◆ **Given information**

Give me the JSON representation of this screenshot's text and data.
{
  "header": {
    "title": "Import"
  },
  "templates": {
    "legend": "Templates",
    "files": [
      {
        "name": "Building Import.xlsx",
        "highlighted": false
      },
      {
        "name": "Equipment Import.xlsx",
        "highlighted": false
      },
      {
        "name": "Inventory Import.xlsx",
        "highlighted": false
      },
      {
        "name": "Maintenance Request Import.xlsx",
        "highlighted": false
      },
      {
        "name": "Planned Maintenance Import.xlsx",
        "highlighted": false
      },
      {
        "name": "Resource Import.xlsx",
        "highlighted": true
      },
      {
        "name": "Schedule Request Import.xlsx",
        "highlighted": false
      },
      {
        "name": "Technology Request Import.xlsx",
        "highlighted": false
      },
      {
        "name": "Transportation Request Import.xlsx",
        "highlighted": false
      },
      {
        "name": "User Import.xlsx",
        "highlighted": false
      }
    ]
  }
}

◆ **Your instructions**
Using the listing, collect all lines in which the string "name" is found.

◆ **Task result**
        "name": "Building Import.xlsx",
        "name": "Equipment Import.xlsx",
        "name": "Inventory Import.xlsx",
        "name": "Maintenance Request Import.xlsx",
        "name": "Planned Maintenance Import.xlsx",
        "name": "Resource Import.xlsx",
        "name": "Schedule Request Import.xlsx",
        "name": "Technology Request Import.xlsx",
        "name": "Transportation Request Import.xlsx",
        "name": "User Import.xlsx",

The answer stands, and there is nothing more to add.